NEW ORLEANS — The new investigational anticancer therapeutic BGB-283, which targets the RAF family of proteins, was safe, tolerable, and showed signs of clinical activity in patients who had a range of types of cancer with mutations in BRAF, KRAS, and NRAS, according to results from a phase I clinical trial presented here at the AACR Annual Meeting 2016, April 16-20.
“BRAF gene mutations fuel cancer cell proliferation and survival in a number of types of cancer, including melanoma, and thyroid and colorectal cancers,” said Jayesh Desai, FRACP, a medical oncologist at The Royal Melbourne Hospital in Melbourne, Australia. “In melanoma, the BRAF V600E mutation predominates, and specific inhibitors of the BRAF V600E mutant protein have been approved for treating patients with melanoma with BRAF V600E gene mutations.
“BGB-283 works differently than the currently approved BRAF V600E inhibitors, inhibiting the activity of all RAF family proteins and the BRAF V600E mutant protein,” continued Desai. “Because of the way it works, we hypothesized that BGB-283 might have antitumor activity against cancers with non–BRAF V600E mutations and, because the effects of RAS mutations are funneled through BRAF family proteins, we thought it might have antitumor activity against cancers with RAS mutations too.”
As of Oct. 31, 2015, among 29 patients treated with BGB-283 who were evaluable for response, three had confirmed partial responses, one had an unconfirmed partial response, and 14 had stable disease. The three patients who had confirmed partial responses were diagnosed with melanoma with a BRAF V600E mutation, endometrial cancer with a KRAS mutation, and thyroid cancer with a BRAF V600E mutation. The patient who had the unconfirmed partial response was diagnosed with non–small cell lung cancer with a KRAS mutation. All partial responses were ongoing with duration of response lasting over 200 days at the time of data cutoff, except for the response for the patient with endometrial cancer, who had a duration of response of 411 days and progression-free survival of 455 days.
“These results are very encouraging, especially seeing antitumor activity against RAS-mutant cancers, which are challenging to treat,” said Desai. “However, we need to confirm our results in larger numbers of patients.”
According to the National Cancer Institute, more than 30 percent of all human cancers, including a large percentage of pancreatic, lung, and colorectal cancers, are driven by RAS gene mutations, but so far, researchers have been unable to develop effective therapeutics to block mutant RAS proteins.
“We need to develop a better understanding of the biology of RAS-mutant cancers, because emerging evidence suggests that they are not all the same and that the signaling networks driving cancer cell proliferation and survival can be different for different RAS mutations and for different types of cancer,” said Desai. “This has huge implications for using BGB-283 in the clinic, because we will likely need to understand the biology of each individual patient’s tumor to determine whether BGB-283 would be an appropriate treatment option.”

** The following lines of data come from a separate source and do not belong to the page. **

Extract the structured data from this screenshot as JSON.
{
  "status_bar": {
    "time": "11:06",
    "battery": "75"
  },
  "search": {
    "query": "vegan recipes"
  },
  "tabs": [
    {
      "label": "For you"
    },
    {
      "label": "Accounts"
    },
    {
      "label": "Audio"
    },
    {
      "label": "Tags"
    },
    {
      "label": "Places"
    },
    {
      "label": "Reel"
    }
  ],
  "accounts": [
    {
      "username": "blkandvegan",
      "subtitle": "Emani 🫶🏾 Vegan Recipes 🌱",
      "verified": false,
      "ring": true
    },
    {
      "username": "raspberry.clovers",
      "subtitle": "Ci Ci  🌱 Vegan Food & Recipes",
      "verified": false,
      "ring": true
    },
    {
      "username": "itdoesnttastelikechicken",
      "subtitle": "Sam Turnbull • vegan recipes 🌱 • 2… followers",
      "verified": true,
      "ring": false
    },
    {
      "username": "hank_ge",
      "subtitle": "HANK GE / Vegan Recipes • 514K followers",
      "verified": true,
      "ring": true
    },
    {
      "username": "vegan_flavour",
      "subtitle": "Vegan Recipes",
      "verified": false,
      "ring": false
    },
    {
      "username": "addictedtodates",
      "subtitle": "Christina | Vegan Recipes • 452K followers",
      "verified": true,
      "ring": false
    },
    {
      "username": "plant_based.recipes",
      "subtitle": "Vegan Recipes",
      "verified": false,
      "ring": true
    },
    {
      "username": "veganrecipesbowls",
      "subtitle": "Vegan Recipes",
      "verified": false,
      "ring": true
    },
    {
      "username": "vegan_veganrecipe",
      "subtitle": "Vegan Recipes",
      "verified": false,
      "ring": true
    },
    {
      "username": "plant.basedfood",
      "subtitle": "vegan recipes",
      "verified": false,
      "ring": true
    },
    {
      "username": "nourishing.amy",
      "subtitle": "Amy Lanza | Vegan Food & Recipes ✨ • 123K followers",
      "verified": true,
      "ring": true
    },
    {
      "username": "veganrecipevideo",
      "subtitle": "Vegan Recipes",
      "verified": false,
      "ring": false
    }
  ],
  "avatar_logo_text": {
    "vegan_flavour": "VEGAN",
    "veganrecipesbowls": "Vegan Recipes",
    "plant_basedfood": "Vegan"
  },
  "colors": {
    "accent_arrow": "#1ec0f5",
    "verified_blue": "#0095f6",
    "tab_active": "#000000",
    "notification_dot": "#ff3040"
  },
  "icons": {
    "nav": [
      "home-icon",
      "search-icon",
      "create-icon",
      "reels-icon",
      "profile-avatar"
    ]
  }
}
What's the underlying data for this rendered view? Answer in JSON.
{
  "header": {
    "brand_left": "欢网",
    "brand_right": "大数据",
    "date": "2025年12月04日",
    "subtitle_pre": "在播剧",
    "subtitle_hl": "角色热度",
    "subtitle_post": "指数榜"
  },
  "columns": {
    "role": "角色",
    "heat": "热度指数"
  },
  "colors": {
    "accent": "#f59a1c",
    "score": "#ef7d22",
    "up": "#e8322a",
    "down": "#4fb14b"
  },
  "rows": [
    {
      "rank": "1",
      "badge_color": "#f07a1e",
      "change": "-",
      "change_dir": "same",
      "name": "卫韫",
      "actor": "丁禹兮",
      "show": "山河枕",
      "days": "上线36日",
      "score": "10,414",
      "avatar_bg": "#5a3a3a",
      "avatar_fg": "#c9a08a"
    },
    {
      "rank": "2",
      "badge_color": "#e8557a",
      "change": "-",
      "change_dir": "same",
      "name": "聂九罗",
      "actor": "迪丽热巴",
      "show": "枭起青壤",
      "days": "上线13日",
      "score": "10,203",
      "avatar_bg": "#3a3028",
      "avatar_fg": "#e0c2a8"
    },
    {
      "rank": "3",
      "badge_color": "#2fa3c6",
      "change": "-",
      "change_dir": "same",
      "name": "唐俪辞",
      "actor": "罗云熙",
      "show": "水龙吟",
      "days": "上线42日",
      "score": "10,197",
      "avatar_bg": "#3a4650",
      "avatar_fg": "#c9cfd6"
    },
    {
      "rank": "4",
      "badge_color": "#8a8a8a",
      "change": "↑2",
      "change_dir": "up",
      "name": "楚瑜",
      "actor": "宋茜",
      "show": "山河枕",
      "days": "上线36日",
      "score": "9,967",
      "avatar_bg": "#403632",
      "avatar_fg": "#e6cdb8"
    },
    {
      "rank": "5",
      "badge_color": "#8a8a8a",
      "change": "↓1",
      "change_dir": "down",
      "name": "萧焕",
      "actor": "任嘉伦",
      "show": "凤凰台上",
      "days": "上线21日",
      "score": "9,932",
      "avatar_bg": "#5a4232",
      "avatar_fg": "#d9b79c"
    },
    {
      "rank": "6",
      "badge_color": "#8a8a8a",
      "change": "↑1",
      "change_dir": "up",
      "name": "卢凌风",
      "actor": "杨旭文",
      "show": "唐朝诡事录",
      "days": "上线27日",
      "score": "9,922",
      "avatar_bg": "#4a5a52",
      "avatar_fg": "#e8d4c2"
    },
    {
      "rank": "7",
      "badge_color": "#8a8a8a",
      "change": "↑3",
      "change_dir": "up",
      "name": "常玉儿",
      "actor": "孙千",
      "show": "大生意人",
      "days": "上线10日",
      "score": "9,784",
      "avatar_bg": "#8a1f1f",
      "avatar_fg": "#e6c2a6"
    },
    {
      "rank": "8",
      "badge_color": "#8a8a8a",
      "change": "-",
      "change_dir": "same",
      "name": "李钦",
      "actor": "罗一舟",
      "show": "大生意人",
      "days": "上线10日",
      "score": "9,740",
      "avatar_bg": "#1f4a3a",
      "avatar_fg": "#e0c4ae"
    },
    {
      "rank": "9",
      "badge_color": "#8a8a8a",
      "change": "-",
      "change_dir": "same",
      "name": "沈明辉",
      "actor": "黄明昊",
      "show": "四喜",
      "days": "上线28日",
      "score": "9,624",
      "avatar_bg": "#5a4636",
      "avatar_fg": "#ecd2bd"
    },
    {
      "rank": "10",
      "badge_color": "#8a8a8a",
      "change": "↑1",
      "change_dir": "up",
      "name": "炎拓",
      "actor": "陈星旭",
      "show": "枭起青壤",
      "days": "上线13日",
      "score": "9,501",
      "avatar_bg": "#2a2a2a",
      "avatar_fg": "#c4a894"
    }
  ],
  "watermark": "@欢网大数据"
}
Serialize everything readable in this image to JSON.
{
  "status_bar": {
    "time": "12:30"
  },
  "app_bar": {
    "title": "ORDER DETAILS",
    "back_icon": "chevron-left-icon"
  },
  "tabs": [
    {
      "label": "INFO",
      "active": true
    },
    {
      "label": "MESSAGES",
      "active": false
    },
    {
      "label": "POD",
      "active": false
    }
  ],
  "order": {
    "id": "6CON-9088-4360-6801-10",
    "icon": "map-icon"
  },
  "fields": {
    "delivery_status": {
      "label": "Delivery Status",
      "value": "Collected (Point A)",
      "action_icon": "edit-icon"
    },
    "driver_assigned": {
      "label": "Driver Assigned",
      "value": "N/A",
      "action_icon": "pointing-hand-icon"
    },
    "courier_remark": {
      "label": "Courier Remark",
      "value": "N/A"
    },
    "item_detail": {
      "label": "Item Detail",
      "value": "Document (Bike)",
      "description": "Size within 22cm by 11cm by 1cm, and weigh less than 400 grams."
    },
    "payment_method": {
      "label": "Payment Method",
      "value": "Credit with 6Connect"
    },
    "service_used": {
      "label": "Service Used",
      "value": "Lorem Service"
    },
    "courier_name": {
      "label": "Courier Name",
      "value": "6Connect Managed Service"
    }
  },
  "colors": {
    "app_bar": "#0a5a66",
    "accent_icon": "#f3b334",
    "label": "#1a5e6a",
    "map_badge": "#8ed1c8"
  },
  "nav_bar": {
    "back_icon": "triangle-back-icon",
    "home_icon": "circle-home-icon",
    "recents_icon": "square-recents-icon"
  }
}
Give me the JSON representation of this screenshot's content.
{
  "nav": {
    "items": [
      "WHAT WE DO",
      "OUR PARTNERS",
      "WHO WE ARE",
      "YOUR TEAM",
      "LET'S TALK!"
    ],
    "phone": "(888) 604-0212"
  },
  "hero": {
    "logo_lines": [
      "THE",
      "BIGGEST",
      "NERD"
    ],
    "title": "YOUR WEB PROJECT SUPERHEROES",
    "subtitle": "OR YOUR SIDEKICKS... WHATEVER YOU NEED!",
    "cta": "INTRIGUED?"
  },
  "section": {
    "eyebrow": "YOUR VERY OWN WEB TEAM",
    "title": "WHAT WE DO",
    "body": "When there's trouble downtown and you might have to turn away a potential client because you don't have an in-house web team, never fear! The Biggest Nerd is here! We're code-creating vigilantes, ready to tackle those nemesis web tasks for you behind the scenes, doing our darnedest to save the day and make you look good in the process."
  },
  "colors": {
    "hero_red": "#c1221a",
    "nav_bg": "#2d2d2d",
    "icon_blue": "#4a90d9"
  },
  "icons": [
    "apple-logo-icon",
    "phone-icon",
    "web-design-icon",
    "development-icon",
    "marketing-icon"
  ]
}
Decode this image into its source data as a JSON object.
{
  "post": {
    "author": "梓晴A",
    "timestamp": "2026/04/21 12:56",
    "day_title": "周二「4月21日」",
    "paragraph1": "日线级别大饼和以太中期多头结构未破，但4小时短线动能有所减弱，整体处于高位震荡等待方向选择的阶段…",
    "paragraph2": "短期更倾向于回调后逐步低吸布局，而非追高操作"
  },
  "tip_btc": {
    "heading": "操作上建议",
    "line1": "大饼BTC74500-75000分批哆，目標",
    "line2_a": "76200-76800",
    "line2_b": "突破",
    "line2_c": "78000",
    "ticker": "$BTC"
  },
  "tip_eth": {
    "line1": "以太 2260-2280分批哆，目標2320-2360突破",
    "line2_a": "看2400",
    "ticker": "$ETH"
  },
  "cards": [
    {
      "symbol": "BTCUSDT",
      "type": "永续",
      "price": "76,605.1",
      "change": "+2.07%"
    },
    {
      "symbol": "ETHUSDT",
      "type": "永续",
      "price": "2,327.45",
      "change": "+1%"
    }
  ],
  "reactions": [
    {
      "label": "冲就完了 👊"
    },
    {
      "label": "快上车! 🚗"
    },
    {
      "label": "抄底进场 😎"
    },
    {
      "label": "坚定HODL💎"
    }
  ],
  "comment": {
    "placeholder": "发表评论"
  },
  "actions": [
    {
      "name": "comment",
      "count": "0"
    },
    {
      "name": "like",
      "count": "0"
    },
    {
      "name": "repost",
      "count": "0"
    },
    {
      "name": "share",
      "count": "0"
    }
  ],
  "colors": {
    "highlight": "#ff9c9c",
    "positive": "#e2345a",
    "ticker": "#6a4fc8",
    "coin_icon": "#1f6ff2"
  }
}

As of Oct. 31, 2015, Desai and colleagues had enrolled 31 patients with a variety of types of cancer with BRAF, KRAS, or NRAS mutations in the dose escalation portion of the phase I clinical trial. The patients were assigned one of seven doses of BGB-283, ranging from 5 milligrams taken orally once a day to 60 milligrams orally once a day.
The maximum tolerated dose was determined to be 40 milligrams of BGB-283 taken orally once a day. The dose-limiting toxicity was thrombocytopenia. The most common reported adverse events have been grade 1 and 2 fatigue, anorexia, constipation, thrombocytopenia, nausea, vomiting, and dermatitis acneiform. Grade 3 and 4 adverse events included thrombocytopenia, fatigue, and liver dysfunction.
This study was funded by BeiGene. Desai declares no conflicts of interest.